[Entries from a dataset of interfaces]

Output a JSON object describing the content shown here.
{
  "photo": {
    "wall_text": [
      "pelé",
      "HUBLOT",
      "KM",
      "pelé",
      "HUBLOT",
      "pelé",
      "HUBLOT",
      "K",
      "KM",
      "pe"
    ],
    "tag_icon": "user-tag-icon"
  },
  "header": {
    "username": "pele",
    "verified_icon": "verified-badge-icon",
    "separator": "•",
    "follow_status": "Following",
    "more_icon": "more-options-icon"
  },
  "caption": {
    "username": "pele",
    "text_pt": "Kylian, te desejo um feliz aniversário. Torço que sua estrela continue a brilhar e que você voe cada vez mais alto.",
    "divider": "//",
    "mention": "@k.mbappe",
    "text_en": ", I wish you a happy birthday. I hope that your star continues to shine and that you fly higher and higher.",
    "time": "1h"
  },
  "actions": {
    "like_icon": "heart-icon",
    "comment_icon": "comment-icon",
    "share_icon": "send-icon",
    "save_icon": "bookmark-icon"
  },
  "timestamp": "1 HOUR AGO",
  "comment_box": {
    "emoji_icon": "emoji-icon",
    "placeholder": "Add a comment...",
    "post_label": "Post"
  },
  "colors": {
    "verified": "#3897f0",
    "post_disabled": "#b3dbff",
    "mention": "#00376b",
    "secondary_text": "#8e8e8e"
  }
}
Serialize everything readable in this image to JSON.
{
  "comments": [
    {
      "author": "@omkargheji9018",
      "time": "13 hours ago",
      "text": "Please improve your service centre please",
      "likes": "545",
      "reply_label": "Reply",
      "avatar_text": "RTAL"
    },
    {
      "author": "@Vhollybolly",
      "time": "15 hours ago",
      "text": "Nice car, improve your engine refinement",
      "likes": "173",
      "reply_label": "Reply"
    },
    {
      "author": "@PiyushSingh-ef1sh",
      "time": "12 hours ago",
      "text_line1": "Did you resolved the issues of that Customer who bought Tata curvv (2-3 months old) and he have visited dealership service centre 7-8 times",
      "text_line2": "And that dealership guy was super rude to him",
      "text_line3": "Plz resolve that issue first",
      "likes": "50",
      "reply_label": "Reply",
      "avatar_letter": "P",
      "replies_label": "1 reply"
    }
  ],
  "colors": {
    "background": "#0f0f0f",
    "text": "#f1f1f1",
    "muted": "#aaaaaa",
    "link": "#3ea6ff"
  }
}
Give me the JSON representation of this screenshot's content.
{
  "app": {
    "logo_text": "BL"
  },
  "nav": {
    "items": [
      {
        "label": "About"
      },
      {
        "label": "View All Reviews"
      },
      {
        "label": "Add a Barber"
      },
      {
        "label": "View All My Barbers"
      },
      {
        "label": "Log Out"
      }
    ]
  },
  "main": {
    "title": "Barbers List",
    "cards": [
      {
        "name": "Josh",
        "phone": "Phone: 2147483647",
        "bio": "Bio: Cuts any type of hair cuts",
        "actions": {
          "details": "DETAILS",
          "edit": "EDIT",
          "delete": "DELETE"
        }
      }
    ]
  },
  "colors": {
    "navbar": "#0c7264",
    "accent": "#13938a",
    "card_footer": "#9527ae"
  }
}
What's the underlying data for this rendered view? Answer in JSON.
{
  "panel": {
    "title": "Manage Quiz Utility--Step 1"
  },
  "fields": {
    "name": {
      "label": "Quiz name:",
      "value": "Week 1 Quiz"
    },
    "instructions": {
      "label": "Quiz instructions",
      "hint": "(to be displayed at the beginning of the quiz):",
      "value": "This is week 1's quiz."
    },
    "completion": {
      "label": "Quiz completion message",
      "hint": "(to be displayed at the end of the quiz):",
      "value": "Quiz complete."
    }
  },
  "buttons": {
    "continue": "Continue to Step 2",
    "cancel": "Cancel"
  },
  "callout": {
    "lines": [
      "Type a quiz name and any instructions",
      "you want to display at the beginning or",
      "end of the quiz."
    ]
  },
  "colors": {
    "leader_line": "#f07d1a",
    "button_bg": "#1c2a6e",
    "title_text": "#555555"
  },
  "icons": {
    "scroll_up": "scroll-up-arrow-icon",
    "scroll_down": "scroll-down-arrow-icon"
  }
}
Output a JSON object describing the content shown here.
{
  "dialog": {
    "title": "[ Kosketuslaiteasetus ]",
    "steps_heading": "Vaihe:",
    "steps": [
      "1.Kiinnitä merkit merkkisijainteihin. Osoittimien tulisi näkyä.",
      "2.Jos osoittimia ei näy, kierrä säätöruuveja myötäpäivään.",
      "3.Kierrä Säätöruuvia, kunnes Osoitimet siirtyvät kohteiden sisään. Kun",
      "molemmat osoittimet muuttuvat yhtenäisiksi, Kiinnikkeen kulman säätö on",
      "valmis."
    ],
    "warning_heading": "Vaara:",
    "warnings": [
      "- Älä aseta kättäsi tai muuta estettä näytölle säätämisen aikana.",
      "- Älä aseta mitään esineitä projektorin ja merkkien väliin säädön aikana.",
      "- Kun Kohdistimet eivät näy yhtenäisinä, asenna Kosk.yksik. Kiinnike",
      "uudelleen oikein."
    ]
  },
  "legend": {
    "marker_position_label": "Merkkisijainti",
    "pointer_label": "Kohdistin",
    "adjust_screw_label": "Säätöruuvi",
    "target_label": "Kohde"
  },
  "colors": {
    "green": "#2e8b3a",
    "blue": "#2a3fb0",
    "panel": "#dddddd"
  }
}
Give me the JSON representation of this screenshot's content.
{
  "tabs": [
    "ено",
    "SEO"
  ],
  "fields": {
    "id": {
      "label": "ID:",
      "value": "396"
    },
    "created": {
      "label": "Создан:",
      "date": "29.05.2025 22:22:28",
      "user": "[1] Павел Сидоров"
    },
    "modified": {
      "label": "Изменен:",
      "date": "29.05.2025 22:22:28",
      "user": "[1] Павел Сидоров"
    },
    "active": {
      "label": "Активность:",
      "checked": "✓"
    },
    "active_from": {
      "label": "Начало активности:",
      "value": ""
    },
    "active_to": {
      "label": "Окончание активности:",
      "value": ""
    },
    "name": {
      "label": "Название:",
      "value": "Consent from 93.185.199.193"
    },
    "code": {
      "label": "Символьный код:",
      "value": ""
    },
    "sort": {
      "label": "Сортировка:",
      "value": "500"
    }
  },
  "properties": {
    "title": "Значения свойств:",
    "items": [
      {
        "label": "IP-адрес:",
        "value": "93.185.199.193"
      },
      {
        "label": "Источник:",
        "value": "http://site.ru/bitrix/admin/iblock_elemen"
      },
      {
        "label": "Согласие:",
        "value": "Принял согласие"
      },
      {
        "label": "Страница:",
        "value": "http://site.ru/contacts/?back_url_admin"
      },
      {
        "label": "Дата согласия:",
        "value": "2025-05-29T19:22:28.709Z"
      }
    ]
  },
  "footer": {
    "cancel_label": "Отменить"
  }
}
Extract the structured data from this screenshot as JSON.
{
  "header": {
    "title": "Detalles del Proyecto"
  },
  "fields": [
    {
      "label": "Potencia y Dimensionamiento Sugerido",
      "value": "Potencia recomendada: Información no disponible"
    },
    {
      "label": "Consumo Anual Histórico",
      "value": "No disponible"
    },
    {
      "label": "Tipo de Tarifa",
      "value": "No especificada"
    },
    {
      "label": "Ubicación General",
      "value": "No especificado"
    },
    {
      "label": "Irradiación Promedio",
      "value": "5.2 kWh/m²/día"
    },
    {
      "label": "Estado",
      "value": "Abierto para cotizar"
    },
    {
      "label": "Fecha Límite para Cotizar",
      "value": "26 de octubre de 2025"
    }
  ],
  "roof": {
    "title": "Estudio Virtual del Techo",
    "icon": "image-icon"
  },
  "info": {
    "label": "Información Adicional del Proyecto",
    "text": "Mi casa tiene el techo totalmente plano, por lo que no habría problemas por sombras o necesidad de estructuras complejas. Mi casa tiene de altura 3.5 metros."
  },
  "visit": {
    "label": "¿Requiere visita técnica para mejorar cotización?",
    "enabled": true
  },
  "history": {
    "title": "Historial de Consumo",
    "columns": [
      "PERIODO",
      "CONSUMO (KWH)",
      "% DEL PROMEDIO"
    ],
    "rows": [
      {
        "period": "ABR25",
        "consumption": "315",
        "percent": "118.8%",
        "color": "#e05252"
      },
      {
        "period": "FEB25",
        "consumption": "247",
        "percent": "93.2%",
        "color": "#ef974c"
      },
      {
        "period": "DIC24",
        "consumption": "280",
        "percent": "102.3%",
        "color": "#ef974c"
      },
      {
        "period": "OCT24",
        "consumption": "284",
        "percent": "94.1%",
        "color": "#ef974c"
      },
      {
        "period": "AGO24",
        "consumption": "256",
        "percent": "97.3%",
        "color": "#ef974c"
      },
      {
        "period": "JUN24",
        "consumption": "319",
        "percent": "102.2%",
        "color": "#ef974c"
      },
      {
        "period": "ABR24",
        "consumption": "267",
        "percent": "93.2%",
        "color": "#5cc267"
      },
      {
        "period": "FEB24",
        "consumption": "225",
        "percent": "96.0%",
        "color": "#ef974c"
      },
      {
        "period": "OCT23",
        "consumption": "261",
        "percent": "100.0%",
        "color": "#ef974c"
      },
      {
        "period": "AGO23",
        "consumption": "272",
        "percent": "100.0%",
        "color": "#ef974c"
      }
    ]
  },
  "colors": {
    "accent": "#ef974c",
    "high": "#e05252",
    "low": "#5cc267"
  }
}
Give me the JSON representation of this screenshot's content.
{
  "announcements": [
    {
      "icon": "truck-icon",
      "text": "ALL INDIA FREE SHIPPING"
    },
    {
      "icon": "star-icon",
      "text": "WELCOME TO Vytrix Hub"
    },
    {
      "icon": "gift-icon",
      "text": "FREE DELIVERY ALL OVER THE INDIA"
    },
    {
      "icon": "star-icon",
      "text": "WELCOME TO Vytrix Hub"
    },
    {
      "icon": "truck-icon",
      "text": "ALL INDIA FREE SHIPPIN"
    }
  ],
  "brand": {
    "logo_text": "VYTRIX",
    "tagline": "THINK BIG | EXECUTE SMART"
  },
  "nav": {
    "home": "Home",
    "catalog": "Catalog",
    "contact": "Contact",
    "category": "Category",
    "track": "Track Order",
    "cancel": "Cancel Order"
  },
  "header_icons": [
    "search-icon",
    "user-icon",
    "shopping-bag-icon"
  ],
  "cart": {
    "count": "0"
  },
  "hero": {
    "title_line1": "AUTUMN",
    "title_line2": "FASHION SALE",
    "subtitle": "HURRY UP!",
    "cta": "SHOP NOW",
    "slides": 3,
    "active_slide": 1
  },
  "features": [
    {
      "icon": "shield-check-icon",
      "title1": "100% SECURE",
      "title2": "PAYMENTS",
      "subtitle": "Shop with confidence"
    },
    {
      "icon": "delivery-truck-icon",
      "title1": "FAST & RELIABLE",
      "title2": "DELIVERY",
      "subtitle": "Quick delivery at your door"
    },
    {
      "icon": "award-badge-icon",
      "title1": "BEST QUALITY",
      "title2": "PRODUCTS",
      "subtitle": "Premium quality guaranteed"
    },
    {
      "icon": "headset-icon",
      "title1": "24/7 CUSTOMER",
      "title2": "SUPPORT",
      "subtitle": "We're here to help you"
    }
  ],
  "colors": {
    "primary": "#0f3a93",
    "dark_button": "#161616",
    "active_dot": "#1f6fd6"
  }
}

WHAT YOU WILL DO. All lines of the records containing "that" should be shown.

ANSWER TO THE EXERCISE.
    "text_en": ", I wish you a happy birthday. I hope that your star continues to shine and that you fly higher and higher.",
      "text_line1": "Did you resolved the issues of that Customer who bought Tata curvv (2-3 months old) and he have visited dealership service centre 7-8 times",
      "text_line2": "And that dealership guy was super rude to him",
      "text_line3": "Plz resolve that issue first",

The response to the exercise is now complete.